The Victron MultiPlus 12/3000 / 120-50, our inverter and shore power charger at the same time, is also connected to the second Lynx Power In. With up to 120A charging current, the batteries are charged in an astonishingly short time 😉
The VE.Bus BMS is connected to a so-called AC Mains Detector. The latter registers an existing shore power connection and, controlled via the VE.Bus BMS, switches on the MultiPlus’s charger if the cell voltage is too low. Otherwise, the inverter reliably supplies us with up to 3kW power from the lithium batteries. Enough for inductive cooking or other power-hungry 230V devices.
For smaller AC loads I installed a Victron Phoenix 12/375 inverter. It works much more efficiently with small consumers (laptop chargers etc.).
Almost all devices are connected to the Victron Cerbo GX. The Cerbo is like our control and information centre. Via the GX Touch 50 display, all relevant values can be read immediately and, in some cases, devices can be switched on and off, and their parameters changed.
The Cerbo GX has a complete arsenal of different entrances and exits and is always accessible via the internet with our ship router. So we have almost full control over the processes in the ship with regard to the electrical system.
Victron has continuously developed VenusOS over the past few years. There is now also a version with the so-called “large image”. In addition to the actual VenusOS operating system, this version also contains an implemented version of Node-Red and Signal K.
Last year I made a lot of effort to enable the most complete control and monitoring of the ship navigation data and electronics with Raspberry Pi’s, now all of this is done by the Cerbo GX! And if a function has not yet been implemented, this usually happens in the next firmware update or you play about with Node-Red and build the feature yourself.
The Cerbo GX is connected directly to the NMEA2000 network via one of the VE.CAN ports, so that all data from NMEA2000 is also available on our iPhones / MacBooks via Signal K. In addition, the Cerbo also provides the Victron system data on connected batteries, charge controllers, and the like. Ready for the chart plotter. Modern MFD’s have already integrated the Victron HTML5 app in order to receive information about the Victron system on the chart plotter. Older MFDs, on the other hand, may offer maximum battery voltage and current. In any case, the Raspberry Pi’s disappeared in the moth box. At least until I can think of something new to use 🙂
Gone are the days of adapting signal K to the system to a large extent or of laboriously programming it. Most of the data is automatically available, for example, in the WilhelmSK APP. Plug and play.
That was essentially it with the conversion. It all took a while, but the installation was also a lot of fun.
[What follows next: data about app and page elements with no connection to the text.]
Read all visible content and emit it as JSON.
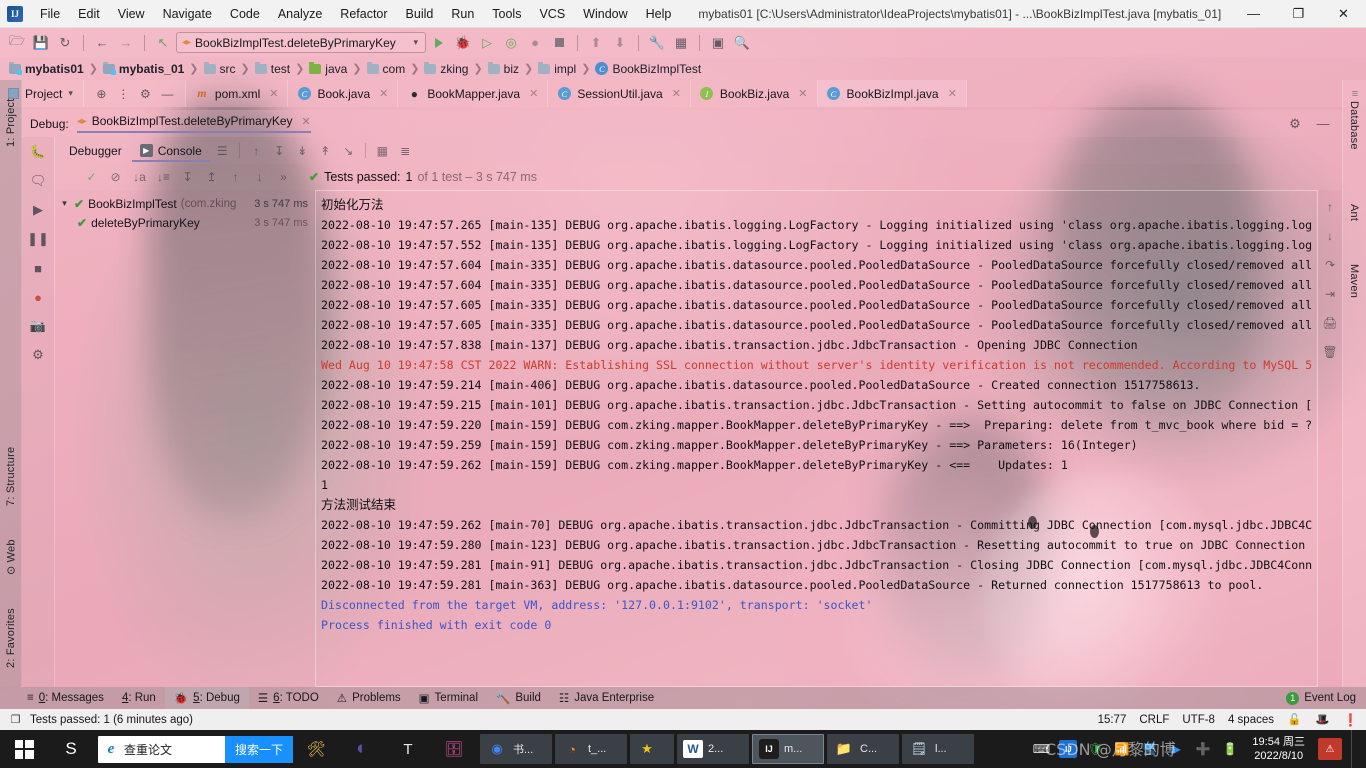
{
  "titlebar": {
    "logo": "IJ",
    "title": "mybatis01 [C:\\Users\\Administrator\\IdeaProjects\\mybatis01] - ...\\BookBizImplTest.java [mybatis_01]",
    "menu": [
      "File",
      "Edit",
      "View",
      "Navigate",
      "Code",
      "Analyze",
      "Refactor",
      "Build",
      "Run",
      "Tools",
      "VCS",
      "Window",
      "Help"
    ],
    "minimize": "—",
    "maximize": "❐",
    "close": "✕"
  },
  "toolbar": {
    "open_icon": "🗁",
    "save_icon": "💾",
    "sync_icon": "↻",
    "back_icon": "←",
    "forward_icon": "→",
    "build_icon": "↖",
    "run_config": "BookBizImplTest.deleteByPrimaryKey",
    "run_icon": "▶",
    "debug_icon": "🐞",
    "coverage_icon": "▶",
    "profile_icon": "▶",
    "attach_icon": "▶",
    "stop_icon": "■",
    "deploy_icon": "⬆",
    "update_icon": "⬇",
    "settings_icon": "🔧",
    "structure_icon": "⬛",
    "layout_icon": "◱",
    "search_icon": "🔍"
  },
  "breadcrumb": [
    {
      "label": "mybatis01",
      "type": "module",
      "bold": true
    },
    {
      "label": "mybatis_01",
      "type": "module",
      "bold": true
    },
    {
      "label": "src",
      "type": "folder",
      "bold": false
    },
    {
      "label": "test",
      "type": "folder",
      "bold": false
    },
    {
      "label": "java",
      "type": "source-folder",
      "bold": false
    },
    {
      "label": "com",
      "type": "folder",
      "bold": false
    },
    {
      "label": "zking",
      "type": "folder",
      "bold": false
    },
    {
      "label": "biz",
      "type": "folder",
      "bold": false
    },
    {
      "label": "impl",
      "type": "folder",
      "bold": false
    },
    {
      "label": "BookBizImplTest",
      "type": "class",
      "bold": false
    }
  ],
  "project_panel": {
    "label": "Project",
    "caret": "▾",
    "locate_icon": "⊕",
    "collapse_icon": "➕",
    "settings_icon": "⚙",
    "hide_icon": "—"
  },
  "editor_tabs": [
    {
      "label": "pom.xml",
      "icon": "m",
      "type": "maven",
      "active": false
    },
    {
      "label": "Book.java",
      "icon": "C",
      "type": "class",
      "active": false
    },
    {
      "label": "BookMapper.java",
      "icon": "◕",
      "type": "mapper",
      "active": false
    },
    {
      "label": "SessionUtil.java",
      "icon": "C",
      "type": "class",
      "active": false
    },
    {
      "label": "BookBiz.java",
      "icon": "I",
      "type": "interface",
      "active": false
    },
    {
      "label": "BookBizImpl.java",
      "icon": "C",
      "type": "class",
      "active": true
    }
  ],
  "left_tool_tabs": [
    "1: Project",
    "7: Structure",
    "⊙ Web",
    "2: Favorites"
  ],
  "right_tool_tabs": [
    "Database",
    "Ant",
    "Maven"
  ],
  "debug_window": {
    "label": "Debug:",
    "config_name": "BookBizImplTest.deleteByPrimaryKey",
    "close": "✕",
    "settings_icon": "⚙",
    "hide_icon": "—",
    "tabs": [
      {
        "label": "Debugger",
        "active": false
      },
      {
        "label": "Console",
        "active": true
      }
    ],
    "rail_icons": [
      "🐞",
      "💬",
      "⏸",
      "⏹",
      "🔴",
      "📷",
      "⚙"
    ],
    "toolbar_icons": [
      "✓",
      "⊘",
      "↓az",
      "↓≡",
      "↧",
      "↥",
      "↑",
      "↓",
      "»"
    ]
  },
  "test_status": {
    "check": "✔",
    "label": "Tests passed:",
    "count": "1",
    "detail": "of 1 test – 3 s 747 ms"
  },
  "test_tree": [
    {
      "name": "BookBizImplTest",
      "package": "(com.zking",
      "time": "3 s 747 ms",
      "level": 0,
      "expanded": true,
      "status": "passed"
    },
    {
      "name": "deleteByPrimaryKey",
      "package": "",
      "time": "3 s 747 ms",
      "level": 1,
      "expanded": false,
      "status": "passed"
    }
  ],
  "console_lines": [
    {
      "text": "初始化万法",
      "style": "cn"
    },
    {
      "text": "2022-08-10 19:47:57.265 [main-135] DEBUG org.apache.ibatis.logging.LogFactory - Logging initialized using 'class org.apache.ibatis.logging.log",
      "style": "normal"
    },
    {
      "text": "2022-08-10 19:47:57.552 [main-135] DEBUG org.apache.ibatis.logging.LogFactory - Logging initialized using 'class org.apache.ibatis.logging.log",
      "style": "normal"
    },
    {
      "text": "2022-08-10 19:47:57.604 [main-335] DEBUG org.apache.ibatis.datasource.pooled.PooledDataSource - PooledDataSource forcefully closed/removed all",
      "style": "normal"
    },
    {
      "text": "2022-08-10 19:47:57.604 [main-335] DEBUG org.apache.ibatis.datasource.pooled.PooledDataSource - PooledDataSource forcefully closed/removed all",
      "style": "normal"
    },
    {
      "text": "2022-08-10 19:47:57.605 [main-335] DEBUG org.apache.ibatis.datasource.pooled.PooledDataSource - PooledDataSource forcefully closed/removed all",
      "style": "normal"
    },
    {
      "text": "2022-08-10 19:47:57.605 [main-335] DEBUG org.apache.ibatis.datasource.pooled.PooledDataSource - PooledDataSource forcefully closed/removed all",
      "style": "normal"
    },
    {
      "text": "2022-08-10 19:47:57.838 [main-137] DEBUG org.apache.ibatis.transaction.jdbc.JdbcTransaction - Opening JDBC Connection",
      "style": "normal"
    },
    {
      "text": "Wed Aug 10 19:47:58 CST 2022 WARN: Establishing SSL connection without server's identity verification is not recommended. According to MySQL 5",
      "style": "warn"
    },
    {
      "text": "2022-08-10 19:47:59.214 [main-406] DEBUG org.apache.ibatis.datasource.pooled.PooledDataSource - Created connection 1517758613.",
      "style": "normal"
    },
    {
      "text": "2022-08-10 19:47:59.215 [main-101] DEBUG org.apache.ibatis.transaction.jdbc.JdbcTransaction - Setting autocommit to false on JDBC Connection [",
      "style": "normal"
    },
    {
      "text": "2022-08-10 19:47:59.220 [main-159] DEBUG com.zking.mapper.BookMapper.deleteByPrimaryKey - ==>  Preparing: delete from t_mvc_book where bid = ?",
      "style": "normal"
    },
    {
      "text": "2022-08-10 19:47:59.259 [main-159] DEBUG com.zking.mapper.BookMapper.deleteByPrimaryKey - ==> Parameters: 16(Integer)",
      "style": "normal"
    },
    {
      "text": "2022-08-10 19:47:59.262 [main-159] DEBUG com.zking.mapper.BookMapper.deleteByPrimaryKey - <==    Updates: 1",
      "style": "normal"
    },
    {
      "text": "1",
      "style": "normal"
    },
    {
      "text": "方法测试结束",
      "style": "cn"
    },
    {
      "text": "2022-08-10 19:47:59.262 [main-70] DEBUG org.apache.ibatis.transaction.jdbc.JdbcTransaction - Committing JDBC Connection [com.mysql.jdbc.JDBC4C",
      "style": "normal"
    },
    {
      "text": "2022-08-10 19:47:59.280 [main-123] DEBUG org.apache.ibatis.transaction.jdbc.JdbcTransaction - Resetting autocommit to true on JDBC Connection",
      "style": "normal"
    },
    {
      "text": "2022-08-10 19:47:59.281 [main-91] DEBUG org.apache.ibatis.transaction.jdbc.JdbcTransaction - Closing JDBC Connection [com.mysql.jdbc.JDBC4Conn",
      "style": "normal"
    },
    {
      "text": "2022-08-10 19:47:59.281 [main-363] DEBUG org.apache.ibatis.datasource.pooled.PooledDataSource - Returned connection 1517758613 to pool.",
      "style": "normal"
    },
    {
      "text": "Disconnected from the target VM, address: '127.0.0.1:9102', transport: 'socket'",
      "style": "blue"
    },
    {
      "text": "",
      "style": "normal"
    },
    {
      "text": "Process finished with exit code 0",
      "style": "blue"
    }
  ],
  "console_rail_icons": [
    "↑",
    "↓",
    "↲",
    "⇥",
    "🖨",
    "🗑"
  ],
  "bottom_tool_windows": [
    {
      "num": "0",
      "label": ": Messages",
      "icon": "≡",
      "active": false
    },
    {
      "num": "4",
      "label": ": Run",
      "icon": "▶",
      "active": false
    },
    {
      "num": "5",
      "label": ": Debug",
      "icon": "🐞",
      "active": true
    },
    {
      "num": "6",
      "label": ": TODO",
      "icon": "☰",
      "active": false
    },
    {
      "num": "",
      "label": "Problems",
      "icon": "⚠",
      "active": false
    },
    {
      "num": "",
      "label": "Terminal",
      "icon": "▣",
      "active": false
    },
    {
      "num": "",
      "label": "Build",
      "icon": "🔨",
      "active": false
    },
    {
      "num": "",
      "label": "Java Enterprise",
      "icon": "☷",
      "active": false
    }
  ],
  "event_log": {
    "badge": "1",
    "label": "Event Log"
  },
  "statusbar": {
    "message_icon": "❐",
    "message": "Tests passed: 1 (6 minutes ago)",
    "caret_pos": "15:77",
    "line_sep": "CRLF",
    "encoding": "UTF-8",
    "indent": "4 spaces",
    "lock_icon": "🔓",
    "inspect_icon": "🎩",
    "error_icon": "❗"
  },
  "taskbar": {
    "start": "⊞",
    "sogou_icon": "S",
    "search": {
      "engine_icon": "e",
      "query": "查重论文",
      "button": "搜索一下"
    },
    "pinned": [
      {
        "name": "tools-icon",
        "glyph": "🛠"
      },
      {
        "name": "eclipse-icon",
        "glyph": "◐"
      },
      {
        "name": "typora-icon",
        "glyph": "T"
      },
      {
        "name": "navicat-icon",
        "glyph": "🗄"
      }
    ],
    "running": [
      {
        "name": "chrome-window",
        "glyph": "◉",
        "label": "书..."
      },
      {
        "name": "navicat-window",
        "glyph": "◔",
        "label": "t_..."
      },
      {
        "name": "star-window",
        "glyph": "★",
        "label": ""
      },
      {
        "name": "word-window",
        "glyph": "W",
        "label": "2..."
      },
      {
        "name": "idea-window",
        "glyph": "IJ",
        "label": "m...",
        "selected": true
      },
      {
        "name": "explorer-window",
        "glyph": "📁",
        "label": "C..."
      },
      {
        "name": "notepad-window",
        "glyph": "🗒",
        "label": "l..."
      }
    ],
    "tray": [
      "⌨",
      "IJ",
      "🛡",
      "📶",
      "🖥",
      "▶",
      "➕",
      "🔋"
    ],
    "clock_time": "19:54 周三",
    "clock_date": "2022/8/10",
    "watermark": "CSDN @月黎的博"
  }
}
In the next post, however, it goes a little further. Our good old alternator is to be exchanged for a high-performance alternator.
I would particularly like to thank Victron Energy, Transwatt GmbH with Mr. Wischkowski and Mr. Hupfeld for the great support in realizing this project.
German speakers will certainly wish to follow Stefanie’s blog.